[WHAT YOU WILL DO]
Repeat the listing below in full and exactly. Pictures are to be omitted.

[EXTRACTED INFORMATION]

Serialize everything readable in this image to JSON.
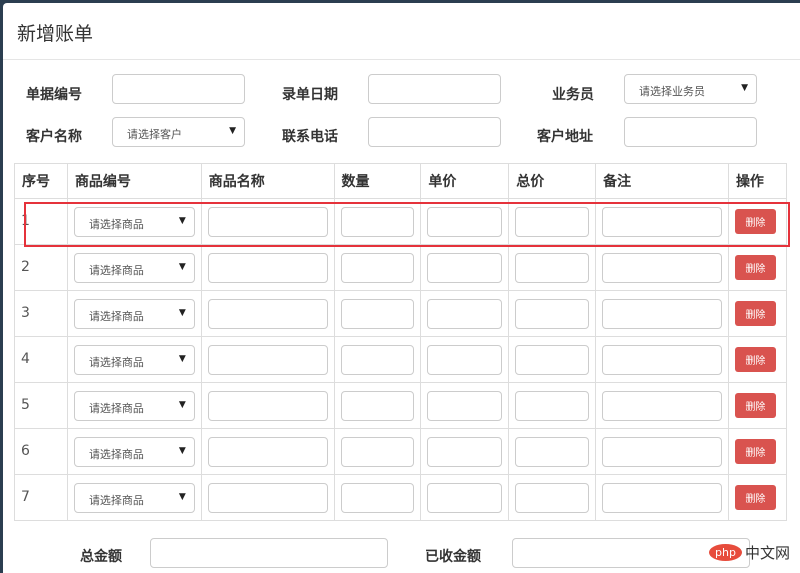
{
  "title": "新增账单",
  "form": {
    "bill_no": "单据编号",
    "entry_date": "录单日期",
    "salesman": "业务员",
    "salesman_placeholder": "请选择业务员",
    "customer": "客户名称",
    "customer_placeholder": "请选择客户",
    "phone": "联系电话",
    "address": "客户地址"
  },
  "table": {
    "headers": [
      "序号",
      "商品编号",
      "商品名称",
      "数量",
      "单价",
      "总价",
      "备注",
      "操作"
    ],
    "product_placeholder": "请选择商品",
    "delete_label": "删除",
    "rows": [
      "1",
      "2",
      "3",
      "4",
      "5",
      "6",
      "7"
    ]
  },
  "footer": {
    "total": "总金额",
    "received": "已收金额"
  },
  "watermark": {
    "logo": "php",
    "text": "中文网"
  }
}
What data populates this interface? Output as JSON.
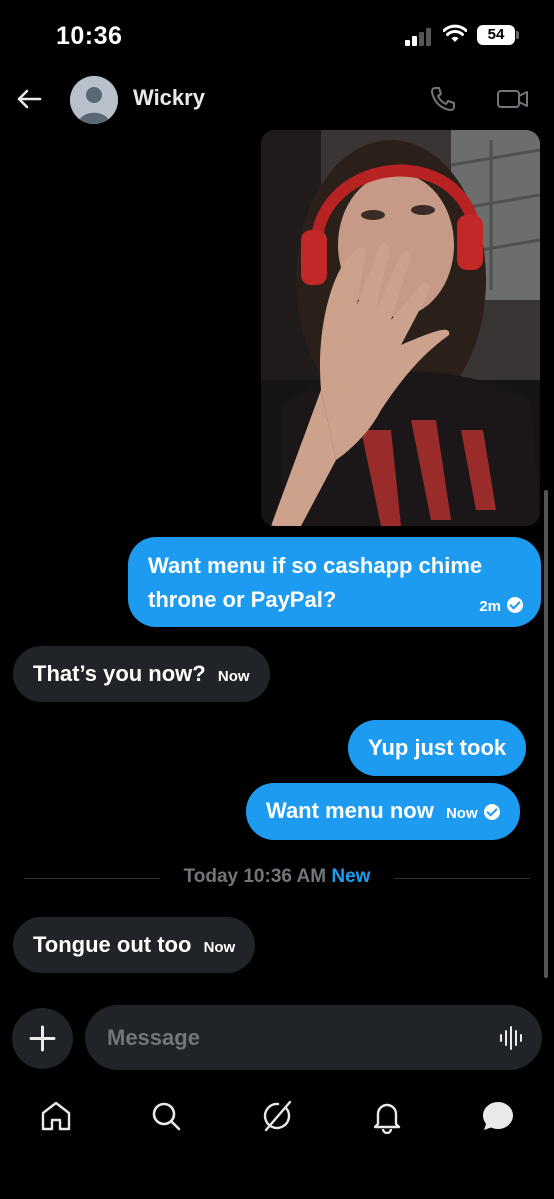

[COMPLETED TASK]
Serialize everything readable in this image to JSON.
{
  "title": "新增账单",
  "form": {
    "bill_no": "单据编号",
    "entry_date": "录单日期",
    "salesman": "业务员",
    "salesman_placeholder": "请选择业务员",
    "customer": "客户名称",
    "customer_placeholder": "请选择客户",
    "phone": "联系电话",
    "address": "客户地址"
  },
  "table": {
    "headers": [
      "序号",
      "商品编号",
      "商品名称",
      "数量",
      "单价",
      "总价",
      "备注",
      "操作"
    ],
    "product_placeholder": "请选择商品",
    "delete_label": "删除",
    "rows": [
      "1",
      "2",
      "3",
      "4",
      "5",
      "6",
      "7"
    ]
  },
  "footer": {
    "total": "总金额",
    "received": "已收金额"
  },
  "watermark": {
    "logo": "php",
    "text": "中文网"
  }
}
What data populates this interface? Output as JSON.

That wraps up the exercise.